The other day I was working with a mother and son. During session, the boy took off his shoes so he could be more comfortable while playing on the floor. At the end of session, the mother asked him to put his shoes back on so they could leave. The five year-old refused.
Mom sighed and said, "Okay, let's go."
The boy opened the door and walked out towards the reception area in his socks. As the mother and I trailed behind, mom looked at me and began explaining, "He's always hated wearing his shoes. So, rather than fighting with him, I just carry extra socks. When he gets in the car, I'll just take off his dirty socks, put clean ones on and then put his shoes on for him. He's been doing this for so long, I've just learned to pick my battles."
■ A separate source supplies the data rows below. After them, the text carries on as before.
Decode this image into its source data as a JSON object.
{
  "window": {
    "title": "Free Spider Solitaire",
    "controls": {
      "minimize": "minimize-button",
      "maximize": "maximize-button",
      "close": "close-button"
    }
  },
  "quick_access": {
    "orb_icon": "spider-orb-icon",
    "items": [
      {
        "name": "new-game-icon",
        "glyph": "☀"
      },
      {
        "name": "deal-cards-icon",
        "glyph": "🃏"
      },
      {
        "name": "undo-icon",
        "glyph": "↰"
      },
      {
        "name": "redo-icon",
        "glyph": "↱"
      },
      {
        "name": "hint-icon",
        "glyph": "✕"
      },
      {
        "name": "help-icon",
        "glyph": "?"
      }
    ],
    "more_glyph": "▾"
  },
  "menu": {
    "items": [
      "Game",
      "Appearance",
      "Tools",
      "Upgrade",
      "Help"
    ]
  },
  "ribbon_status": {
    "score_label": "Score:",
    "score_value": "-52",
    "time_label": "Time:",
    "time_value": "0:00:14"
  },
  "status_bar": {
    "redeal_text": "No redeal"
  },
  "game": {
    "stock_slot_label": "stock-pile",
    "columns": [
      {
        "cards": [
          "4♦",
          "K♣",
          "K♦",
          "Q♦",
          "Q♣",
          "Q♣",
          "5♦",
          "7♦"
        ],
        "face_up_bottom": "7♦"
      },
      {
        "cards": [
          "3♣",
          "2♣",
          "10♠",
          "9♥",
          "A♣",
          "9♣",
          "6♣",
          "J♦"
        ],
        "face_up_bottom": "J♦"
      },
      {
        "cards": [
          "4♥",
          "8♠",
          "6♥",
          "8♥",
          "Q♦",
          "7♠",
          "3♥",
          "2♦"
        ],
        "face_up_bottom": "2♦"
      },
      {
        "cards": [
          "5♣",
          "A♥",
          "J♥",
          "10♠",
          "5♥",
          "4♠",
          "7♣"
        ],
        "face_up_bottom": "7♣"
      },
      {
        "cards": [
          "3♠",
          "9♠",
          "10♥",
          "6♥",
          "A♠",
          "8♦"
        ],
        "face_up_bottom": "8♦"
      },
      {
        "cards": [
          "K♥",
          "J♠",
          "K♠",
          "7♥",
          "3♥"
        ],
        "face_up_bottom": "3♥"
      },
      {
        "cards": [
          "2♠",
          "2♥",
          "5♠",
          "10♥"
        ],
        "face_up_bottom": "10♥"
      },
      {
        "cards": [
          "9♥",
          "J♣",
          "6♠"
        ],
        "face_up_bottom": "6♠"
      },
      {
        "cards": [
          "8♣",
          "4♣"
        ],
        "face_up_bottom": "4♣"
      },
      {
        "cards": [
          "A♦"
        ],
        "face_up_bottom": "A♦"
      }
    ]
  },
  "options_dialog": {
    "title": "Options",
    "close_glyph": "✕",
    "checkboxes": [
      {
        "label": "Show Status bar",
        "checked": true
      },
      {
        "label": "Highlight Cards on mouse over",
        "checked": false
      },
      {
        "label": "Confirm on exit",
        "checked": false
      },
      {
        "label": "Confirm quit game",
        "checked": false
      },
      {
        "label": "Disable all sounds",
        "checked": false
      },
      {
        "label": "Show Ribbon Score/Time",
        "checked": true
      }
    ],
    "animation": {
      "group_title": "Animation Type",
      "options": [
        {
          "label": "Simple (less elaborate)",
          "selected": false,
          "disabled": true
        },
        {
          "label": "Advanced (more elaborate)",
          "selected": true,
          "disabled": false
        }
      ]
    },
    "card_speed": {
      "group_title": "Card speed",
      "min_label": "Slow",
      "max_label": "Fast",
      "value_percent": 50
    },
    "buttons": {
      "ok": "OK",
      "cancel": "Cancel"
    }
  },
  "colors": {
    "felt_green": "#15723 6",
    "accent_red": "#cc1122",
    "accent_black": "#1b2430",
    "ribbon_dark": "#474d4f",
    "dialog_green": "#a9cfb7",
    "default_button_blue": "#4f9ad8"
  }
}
Another mom recently told me how her two year-old daughter screamed bloody murder when mom refused to hand over a flower dress that was now too small for the girl. At that moment, mom was actually giving the dress and other clothes the girl had outgrown to a friend. When I asked mom what happened next, she said, "She was screaming so loudly about that damn dress, I just let her wear it to bed. You've just got to pick your battles, you know?"
I can see these moms' points. Engaging in battles with our kids is exhausting, and if we didn't pick them, then we'd be battling all day long. But these situations left me wondering: What does it really mean to "pick your battles"?
Let's look at Flower Dress Mom's situation. The child wanted the flower dress. In fact, she wanted to wear it to bed, which she did. And maybe the child's mother and her friend didn't really care whether the child kept the dress and wore it to bed or not. I mean, really, who cares? It's just a dress. The friend got a bag full of other clothes for her own kid. And it's certainly not going to harm the girl if she sleeps in a dress that's a wee bit too small. Hell, I don't care if my kids sleep in togas, so long as they sleep. So, why engage in a battle over such a non-issue? Instead, pick a more important battle in which to engage. Right?
But here's the thing: Did mom actually "pick the battle" or did she surrender?
If you look at the situation from a reinforcement perspective, mom waved that flower dress like a white flag and surrendered. If you remove all the distracting details and cut the situation down to the core, what you have is a child tantruming to get what she wants. And because she got what she wanted, she'll be sure to tantrum again because now she knows it works!
Child 1, Mom 0.
Now, let's take a look at Sock Mom. Kid refuses to wear shoes and walks around soiling his socks. Rather than fighting with him over it, she figured out an alternative: live with it, carry extra socks, and put his shoes on for him once in the car. I give mom credit for looking at an alternative solution. But, again, is this solution picking the battle, or is it surrendering?
Viewing the situation through a reinforcement lens, those bright white socks are looking much more like a bright white flag. Why should mom go to extra trouble to have clean socks on her at all times? Why not just let the kid walk around in soiled socks, which would be a natural consequence of his choice? Maybe over time the kid would begin to dislike the feeling of wearing soggy filthy socks. Then maybe he'd start wearing his shoes more often. (Or maybe he'd go barefoot and still refuse to wear his shoes! But even then, just tell the kid you can't take him anywhere: no socks, no shoes, NO SERVICE!)
To me, "picking your battles" means not enforcing arbitrary rules at any given moment in order to be right or show our kids we're in charge. I don't force my kid to wear the shirt I picked out for him when in the end it doesn't really matter what shirt he wears so long as he wears one. Instead, "picking your battles" means we're thoughtful in the rules we want to enforce and we're consistent in enforcing them. Thus, if the rule is "no tantruming," we don't ever give in to tantrums, no matter what the circumstances are. If we want our kid to learn to be responsible and wear his shoes when appropriate, then we let him actually learn it. We don't accommodate him or do it for him so he never has to learn.
In the end, however, I still feel dissatisfied with this definition of "pick your battles." I think part of my dissatisfaction is that thinking in terms of "battle" when dealing with our children only seems to reinforce the concept of power struggles. And whenever I've engaged in a power struggle with my kids, I have never, ever won. But that's a whole other post.